Records for processing:
++++++++
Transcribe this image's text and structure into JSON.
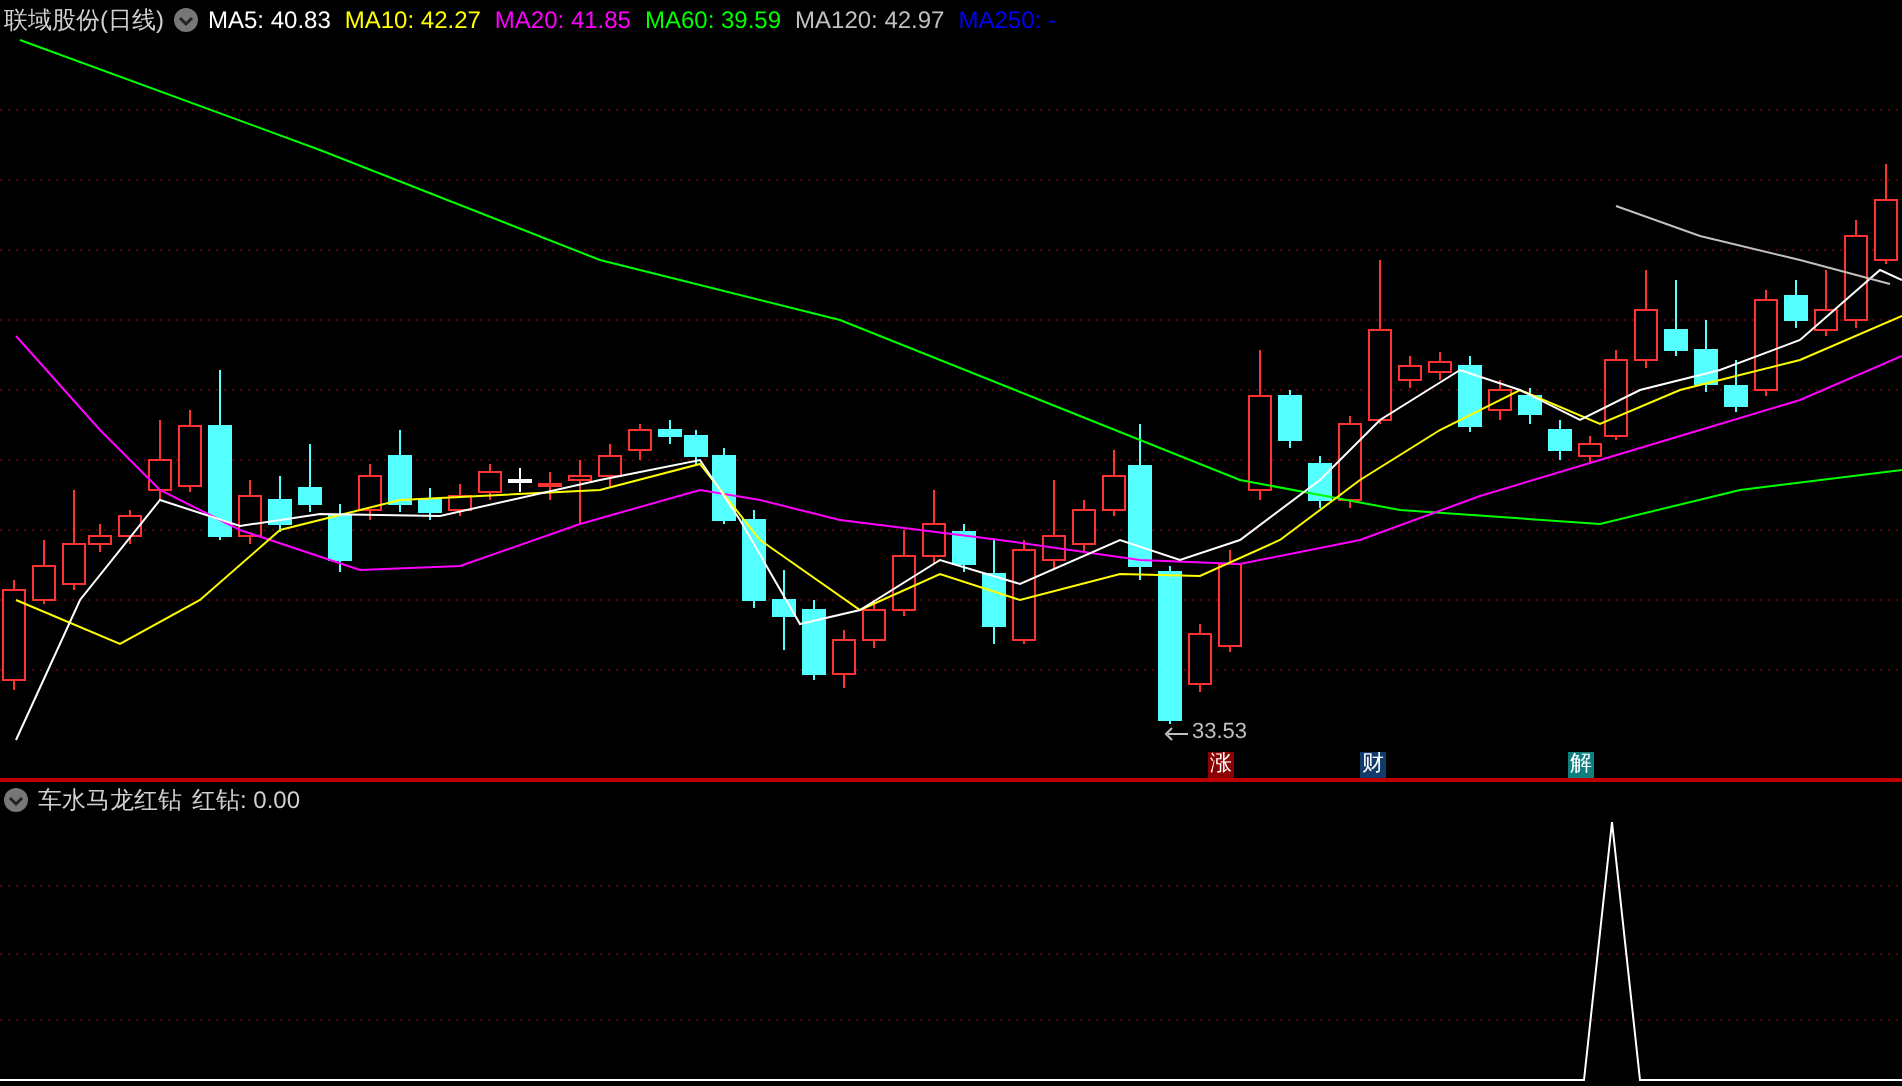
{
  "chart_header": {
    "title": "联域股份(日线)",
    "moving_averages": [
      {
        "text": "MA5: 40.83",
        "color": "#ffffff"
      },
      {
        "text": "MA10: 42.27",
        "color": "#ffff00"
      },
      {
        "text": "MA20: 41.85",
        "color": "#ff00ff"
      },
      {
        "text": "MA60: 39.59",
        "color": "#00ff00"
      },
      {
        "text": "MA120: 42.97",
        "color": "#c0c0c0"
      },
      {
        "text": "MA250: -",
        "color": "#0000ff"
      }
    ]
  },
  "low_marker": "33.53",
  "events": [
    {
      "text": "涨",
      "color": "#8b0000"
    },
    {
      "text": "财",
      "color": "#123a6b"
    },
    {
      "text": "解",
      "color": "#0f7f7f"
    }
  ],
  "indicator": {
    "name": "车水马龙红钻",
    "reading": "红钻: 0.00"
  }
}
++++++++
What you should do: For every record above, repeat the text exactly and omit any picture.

Solution to this problem:
Transcribe this image's text and structure into JSON.
{
  "chart_header": {
    "title": "联域股份(日线)",
    "moving_averages": [
      {
        "text": "MA5: 40.83",
        "color": "#ffffff"
      },
      {
        "text": "MA10: 42.27",
        "color": "#ffff00"
      },
      {
        "text": "MA20: 41.85",
        "color": "#ff00ff"
      },
      {
        "text": "MA60: 39.59",
        "color": "#00ff00"
      },
      {
        "text": "MA120: 42.97",
        "color": "#c0c0c0"
      },
      {
        "text": "MA250: -",
        "color": "#0000ff"
      }
    ]
  },
  "low_marker": "33.53",
  "events": [
    {
      "text": "涨",
      "color": "#8b0000"
    },
    {
      "text": "财",
      "color": "#123a6b"
    },
    {
      "text": "解",
      "color": "#0f7f7f"
    }
  ],
  "indicator": {
    "name": "车水马龙红钻",
    "reading": "红钻: 0.00"
  }
}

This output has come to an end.